### WHAT YOU WILL DO
Reproduce the records below exactly, with nothing altered.

### Component data from apps and pages
+ + +
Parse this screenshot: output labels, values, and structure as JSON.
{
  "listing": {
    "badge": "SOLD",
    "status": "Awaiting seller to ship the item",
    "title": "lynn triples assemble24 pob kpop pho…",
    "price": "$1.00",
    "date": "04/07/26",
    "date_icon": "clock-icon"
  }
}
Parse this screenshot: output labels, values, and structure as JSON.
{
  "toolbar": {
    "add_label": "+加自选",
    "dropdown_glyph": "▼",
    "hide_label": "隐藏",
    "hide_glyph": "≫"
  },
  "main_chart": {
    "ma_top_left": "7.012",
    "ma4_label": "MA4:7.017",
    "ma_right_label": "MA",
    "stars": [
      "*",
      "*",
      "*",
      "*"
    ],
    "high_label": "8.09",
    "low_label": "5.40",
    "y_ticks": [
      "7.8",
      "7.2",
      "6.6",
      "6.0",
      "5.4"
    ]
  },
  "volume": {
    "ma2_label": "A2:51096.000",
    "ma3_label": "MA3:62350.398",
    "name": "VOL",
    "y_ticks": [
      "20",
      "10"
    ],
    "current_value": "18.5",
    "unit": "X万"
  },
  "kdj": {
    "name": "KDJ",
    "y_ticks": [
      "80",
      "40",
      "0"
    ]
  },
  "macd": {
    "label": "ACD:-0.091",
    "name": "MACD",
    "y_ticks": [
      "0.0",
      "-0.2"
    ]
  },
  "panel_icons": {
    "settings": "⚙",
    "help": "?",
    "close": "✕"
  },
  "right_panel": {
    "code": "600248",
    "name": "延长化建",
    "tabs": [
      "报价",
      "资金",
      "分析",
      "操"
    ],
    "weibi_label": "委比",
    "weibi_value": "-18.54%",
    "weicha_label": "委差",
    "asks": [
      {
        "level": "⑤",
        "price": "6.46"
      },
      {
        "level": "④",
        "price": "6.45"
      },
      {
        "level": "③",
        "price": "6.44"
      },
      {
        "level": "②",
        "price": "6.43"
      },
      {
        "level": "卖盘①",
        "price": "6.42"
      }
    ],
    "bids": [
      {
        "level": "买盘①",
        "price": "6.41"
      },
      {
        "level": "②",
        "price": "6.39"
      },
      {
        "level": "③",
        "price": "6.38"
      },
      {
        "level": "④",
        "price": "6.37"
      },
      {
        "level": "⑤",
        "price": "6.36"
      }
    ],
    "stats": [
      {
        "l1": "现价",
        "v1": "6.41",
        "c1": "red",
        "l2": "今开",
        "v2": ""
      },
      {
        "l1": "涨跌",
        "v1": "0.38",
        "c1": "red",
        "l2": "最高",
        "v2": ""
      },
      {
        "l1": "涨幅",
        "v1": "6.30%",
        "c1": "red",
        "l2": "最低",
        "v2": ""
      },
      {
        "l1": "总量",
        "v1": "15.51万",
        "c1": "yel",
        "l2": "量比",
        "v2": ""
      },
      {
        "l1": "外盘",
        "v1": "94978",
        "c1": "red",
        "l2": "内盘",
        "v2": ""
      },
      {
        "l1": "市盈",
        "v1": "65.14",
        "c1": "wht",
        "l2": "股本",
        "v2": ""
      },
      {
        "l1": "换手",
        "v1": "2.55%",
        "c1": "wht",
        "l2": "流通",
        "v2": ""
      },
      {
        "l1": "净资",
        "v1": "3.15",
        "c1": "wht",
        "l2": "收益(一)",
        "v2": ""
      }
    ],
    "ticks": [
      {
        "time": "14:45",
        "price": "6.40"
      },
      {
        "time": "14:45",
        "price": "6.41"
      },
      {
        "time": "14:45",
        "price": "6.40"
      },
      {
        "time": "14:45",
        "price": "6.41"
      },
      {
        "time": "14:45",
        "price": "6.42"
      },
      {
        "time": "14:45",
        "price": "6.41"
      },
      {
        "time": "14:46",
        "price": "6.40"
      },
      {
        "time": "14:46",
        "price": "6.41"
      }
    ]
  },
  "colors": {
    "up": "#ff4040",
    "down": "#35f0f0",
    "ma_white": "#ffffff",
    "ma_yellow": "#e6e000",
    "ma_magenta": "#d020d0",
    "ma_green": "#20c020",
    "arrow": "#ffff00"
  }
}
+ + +
### SOLUTION BELOW
Parse this screenshot: output labels, values, and structure as JSON.
{
  "listing": {
    "badge": "SOLD",
    "status": "Awaiting seller to ship the item",
    "title": "lynn triples assemble24 pob kpop pho…",
    "price": "$1.00",
    "date": "04/07/26",
    "date_icon": "clock-icon"
  }
}
Parse this screenshot: output labels, values, and structure as JSON.
{
  "toolbar": {
    "add_label": "+加自选",
    "dropdown_glyph": "▼",
    "hide_label": "隐藏",
    "hide_glyph": "≫"
  },
  "main_chart": {
    "ma_top_left": "7.012",
    "ma4_label": "MA4:7.017",
    "ma_right_label": "MA",
    "stars": [
      "*",
      "*",
      "*",
      "*"
    ],
    "high_label": "8.09",
    "low_label": "5.40",
    "y_ticks": [
      "7.8",
      "7.2",
      "6.6",
      "6.0",
      "5.4"
    ]
  },
  "volume": {
    "ma2_label": "A2:51096.000",
    "ma3_label": "MA3:62350.398",
    "name": "VOL",
    "y_ticks": [
      "20",
      "10"
    ],
    "current_value": "18.5",
    "unit": "X万"
  },
  "kdj": {
    "name": "KDJ",
    "y_ticks": [
      "80",
      "40",
      "0"
    ]
  },
  "macd": {
    "label": "ACD:-0.091",
    "name": "MACD",
    "y_ticks": [
      "0.0",
      "-0.2"
    ]
  },
  "panel_icons": {
    "settings": "⚙",
    "help": "?",
    "close": "✕"
  },
  "right_panel": {
    "code": "600248",
    "name": "延长化建",
    "tabs": [
      "报价",
      "资金",
      "分析",
      "操"
    ],
    "weibi_label": "委比",
    "weibi_value": "-18.54%",
    "weicha_label": "委差",
    "asks": [
      {
        "level": "⑤",
        "price": "6.46"
      },
      {
        "level": "④",
        "price": "6.45"
      },
      {
        "level": "③",
        "price": "6.44"
      },
      {
        "level": "②",
        "price": "6.43"
      },
      {
        "level": "卖盘①",
        "price": "6.42"
      }
    ],
    "bids": [
      {
        "level": "买盘①",
        "price": "6.41"
      },
      {
        "level": "②",
        "price": "6.39"
      },
      {
        "level": "③",
        "price": "6.38"
      },
      {
        "level": "④",
        "price": "6.37"
      },
      {
        "level": "⑤",
        "price": "6.36"
      }
    ],
    "stats": [
      {
        "l1": "现价",
        "v1": "6.41",
        "c1": "red",
        "l2": "今开",
        "v2": ""
      },
      {
        "l1": "涨跌",
        "v1": "0.38",
        "c1": "red",
        "l2": "最高",
        "v2": ""
      },
      {
        "l1": "涨幅",
        "v1": "6.30%",
        "c1": "red",
        "l2": "最低",
        "v2": ""
      },
      {
        "l1": "总量",
        "v1": "15.51万",
        "c1": "yel",
        "l2": "量比",
        "v2": ""
      },
      {
        "l1": "外盘",
        "v1": "94978",
        "c1": "red",
        "l2": "内盘",
        "v2": ""
      },
      {
        "l1": "市盈",
        "v1": "65.14",
        "c1": "wht",
        "l2": "股本",
        "v2": ""
      },
      {
        "l1": "换手",
        "v1": "2.55%",
        "c1": "wht",
        "l2": "流通",
        "v2": ""
      },
      {
        "l1": "净资",
        "v1": "3.15",
        "c1": "wht",
        "l2": "收益(一)",
        "v2": ""
      }
    ],
    "ticks": [
      {
        "time": "14:45",
        "price": "6.40"
      },
      {
        "time": "14:45",
        "price": "6.41"
      },
      {
        "time": "14:45",
        "price": "6.40"
      },
      {
        "time": "14:45",
        "price": "6.41"
      },
      {
        "time": "14:45",
        "price": "6.42"
      },
      {
        "time": "14:45",
        "price": "6.41"
      },
      {
        "time": "14:46",
        "price": "6.40"
      },
      {
        "time": "14:46",
        "price": "6.41"
      }
    ]
  },
  "colors": {
    "up": "#ff4040",
    "down": "#35f0f0",
    "ma_white": "#ffffff",
    "ma_yellow": "#e6e000",
    "ma_magenta": "#d020d0",
    "ma_green": "#20c020",
    "arrow": "#ffff00"
  }
}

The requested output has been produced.